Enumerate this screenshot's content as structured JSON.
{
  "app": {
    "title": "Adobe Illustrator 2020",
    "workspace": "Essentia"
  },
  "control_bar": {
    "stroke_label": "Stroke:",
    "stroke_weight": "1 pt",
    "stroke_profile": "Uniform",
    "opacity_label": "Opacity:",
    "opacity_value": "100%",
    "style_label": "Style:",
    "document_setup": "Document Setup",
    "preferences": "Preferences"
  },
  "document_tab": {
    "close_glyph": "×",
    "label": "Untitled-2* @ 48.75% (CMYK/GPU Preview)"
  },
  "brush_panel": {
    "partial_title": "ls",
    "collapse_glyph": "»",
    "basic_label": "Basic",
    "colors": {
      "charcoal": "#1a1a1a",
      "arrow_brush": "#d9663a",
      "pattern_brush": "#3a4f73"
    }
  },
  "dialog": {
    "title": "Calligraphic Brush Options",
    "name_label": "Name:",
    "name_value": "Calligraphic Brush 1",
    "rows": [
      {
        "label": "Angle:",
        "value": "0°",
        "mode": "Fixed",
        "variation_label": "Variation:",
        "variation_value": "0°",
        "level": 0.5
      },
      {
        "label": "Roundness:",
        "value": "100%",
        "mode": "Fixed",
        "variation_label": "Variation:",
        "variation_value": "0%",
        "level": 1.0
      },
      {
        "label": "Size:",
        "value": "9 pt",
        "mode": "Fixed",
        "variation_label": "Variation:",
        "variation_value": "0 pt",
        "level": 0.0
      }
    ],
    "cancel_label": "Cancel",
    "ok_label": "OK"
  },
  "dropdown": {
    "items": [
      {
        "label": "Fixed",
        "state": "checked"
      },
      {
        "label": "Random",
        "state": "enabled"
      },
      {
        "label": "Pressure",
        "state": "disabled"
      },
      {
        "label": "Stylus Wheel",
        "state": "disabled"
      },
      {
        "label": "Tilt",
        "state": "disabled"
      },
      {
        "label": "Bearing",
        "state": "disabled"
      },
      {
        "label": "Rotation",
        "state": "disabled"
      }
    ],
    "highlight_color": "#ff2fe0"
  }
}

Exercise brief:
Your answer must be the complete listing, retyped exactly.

Answer section:
Enumerate this screenshot's content as structured JSON.
{
  "app": {
    "title": "Adobe Illustrator 2020",
    "workspace": "Essentia"
  },
  "control_bar": {
    "stroke_label": "Stroke:",
    "stroke_weight": "1 pt",
    "stroke_profile": "Uniform",
    "opacity_label": "Opacity:",
    "opacity_value": "100%",
    "style_label": "Style:",
    "document_setup": "Document Setup",
    "preferences": "Preferences"
  },
  "document_tab": {
    "close_glyph": "×",
    "label": "Untitled-2* @ 48.75% (CMYK/GPU Preview)"
  },
  "brush_panel": {
    "partial_title": "ls",
    "collapse_glyph": "»",
    "basic_label": "Basic",
    "colors": {
      "charcoal": "#1a1a1a",
      "arrow_brush": "#d9663a",
      "pattern_brush": "#3a4f73"
    }
  },
  "dialog": {
    "title": "Calligraphic Brush Options",
    "name_label": "Name:",
    "name_value": "Calligraphic Brush 1",
    "rows": [
      {
        "label": "Angle:",
        "value": "0°",
        "mode": "Fixed",
        "variation_label": "Variation:",
        "variation_value": "0°",
        "level": 0.5
      },
      {
        "label": "Roundness:",
        "value": "100%",
        "mode": "Fixed",
        "variation_label": "Variation:",
        "variation_value": "0%",
        "level": 1.0
      },
      {
        "label": "Size:",
        "value": "9 pt",
        "mode": "Fixed",
        "variation_label": "Variation:",
        "variation_value": "0 pt",
        "level": 0.0
      }
    ],
    "cancel_label": "Cancel",
    "ok_label": "OK"
  },
  "dropdown": {
    "items": [
      {
        "label": "Fixed",
        "state": "checked"
      },
      {
        "label": "Random",
        "state": "enabled"
      },
      {
        "label": "Pressure",
        "state": "disabled"
      },
      {
        "label": "Stylus Wheel",
        "state": "disabled"
      },
      {
        "label": "Tilt",
        "state": "disabled"
      },
      {
        "label": "Bearing",
        "state": "disabled"
      },
      {
        "label": "Rotation",
        "state": "disabled"
      }
    ],
    "highlight_color": "#ff2fe0"
  }
}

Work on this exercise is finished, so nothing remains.